This collection is so hilariously out of touch, so floofy and so dated, that you have to wonder where this brand is going. It’s like the runway version of Pretty Pretty Princess, but in a way that Glinda the Good Witch would call too much.
Maison Martin Margiela
This is a joke. This has to be. No one could design this with a straight face, I’m convinced. It’s incoherent, the silhouettes are sloppy, the concept is hard to decipher and worst of all, it looks like an entry on Regretsy.
Without a hint of sarcasm or melodrama, this collection has some of the ugliest dresses I’ve ever seen in my life. I don’t know who told Donatella that a mixture of Paris Hilton in Vegas circa-2003, skinned Muppets, Jennifer Lopez in her P.Diddy phase, and discount shower curtains would make a good line of clothes, but they should be hit over the head with one of those clunky looking neon shoes, because this is just tragically hideous…or is it hilariously hideous? My queasiness and my schadenfreude-born smirk tell me it’s a combination of both. It’s so unabashedly and unapologetically cheap looking that I wonder if it was purposefully done, in which case, just leave it in Barbie’s closet and don’t present anything at all.
Someone’s been reading Donatella’s handbook!

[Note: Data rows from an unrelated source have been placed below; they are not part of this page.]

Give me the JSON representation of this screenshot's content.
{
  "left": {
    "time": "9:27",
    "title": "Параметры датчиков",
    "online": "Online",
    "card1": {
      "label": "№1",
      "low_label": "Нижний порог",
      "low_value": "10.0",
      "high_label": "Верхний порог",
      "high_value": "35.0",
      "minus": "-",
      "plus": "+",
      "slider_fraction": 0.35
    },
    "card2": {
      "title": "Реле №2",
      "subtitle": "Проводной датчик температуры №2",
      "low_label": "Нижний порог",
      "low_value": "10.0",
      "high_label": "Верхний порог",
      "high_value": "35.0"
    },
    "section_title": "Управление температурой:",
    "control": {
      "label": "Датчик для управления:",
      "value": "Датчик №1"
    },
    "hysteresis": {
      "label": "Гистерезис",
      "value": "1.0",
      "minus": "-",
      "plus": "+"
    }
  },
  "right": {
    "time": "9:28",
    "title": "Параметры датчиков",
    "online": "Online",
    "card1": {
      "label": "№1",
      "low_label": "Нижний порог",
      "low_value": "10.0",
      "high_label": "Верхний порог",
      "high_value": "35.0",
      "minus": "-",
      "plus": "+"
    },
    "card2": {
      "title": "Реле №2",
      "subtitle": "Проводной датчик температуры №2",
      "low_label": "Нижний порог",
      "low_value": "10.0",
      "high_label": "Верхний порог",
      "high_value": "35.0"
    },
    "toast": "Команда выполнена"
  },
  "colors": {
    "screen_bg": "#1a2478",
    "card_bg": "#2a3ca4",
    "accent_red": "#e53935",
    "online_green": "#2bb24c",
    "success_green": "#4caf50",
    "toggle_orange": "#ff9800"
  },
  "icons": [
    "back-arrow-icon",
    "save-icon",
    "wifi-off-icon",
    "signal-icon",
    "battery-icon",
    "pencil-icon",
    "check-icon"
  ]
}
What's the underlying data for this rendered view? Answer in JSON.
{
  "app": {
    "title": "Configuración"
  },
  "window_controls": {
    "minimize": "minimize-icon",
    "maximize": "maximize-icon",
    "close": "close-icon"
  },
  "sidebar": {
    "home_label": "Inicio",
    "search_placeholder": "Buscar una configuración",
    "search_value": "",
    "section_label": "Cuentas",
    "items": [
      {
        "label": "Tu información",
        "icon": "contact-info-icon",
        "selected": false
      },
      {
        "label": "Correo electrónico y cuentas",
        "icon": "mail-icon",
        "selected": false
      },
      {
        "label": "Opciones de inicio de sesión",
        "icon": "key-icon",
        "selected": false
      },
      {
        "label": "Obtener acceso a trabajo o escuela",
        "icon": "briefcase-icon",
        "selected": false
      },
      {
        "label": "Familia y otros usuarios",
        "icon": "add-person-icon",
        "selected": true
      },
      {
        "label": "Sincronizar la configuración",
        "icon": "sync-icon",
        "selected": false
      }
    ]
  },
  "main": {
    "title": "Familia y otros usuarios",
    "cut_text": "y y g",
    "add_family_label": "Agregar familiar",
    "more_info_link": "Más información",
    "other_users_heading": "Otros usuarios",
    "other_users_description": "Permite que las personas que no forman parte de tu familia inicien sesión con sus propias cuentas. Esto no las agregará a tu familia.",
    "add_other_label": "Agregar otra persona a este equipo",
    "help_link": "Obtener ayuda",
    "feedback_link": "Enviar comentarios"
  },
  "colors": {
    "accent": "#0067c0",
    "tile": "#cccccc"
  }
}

And it’s just as bad as you would guess.
Overall, I’d say I liked more than I hated, but we’ll see how long that lasts. ‘Til next time, y’all.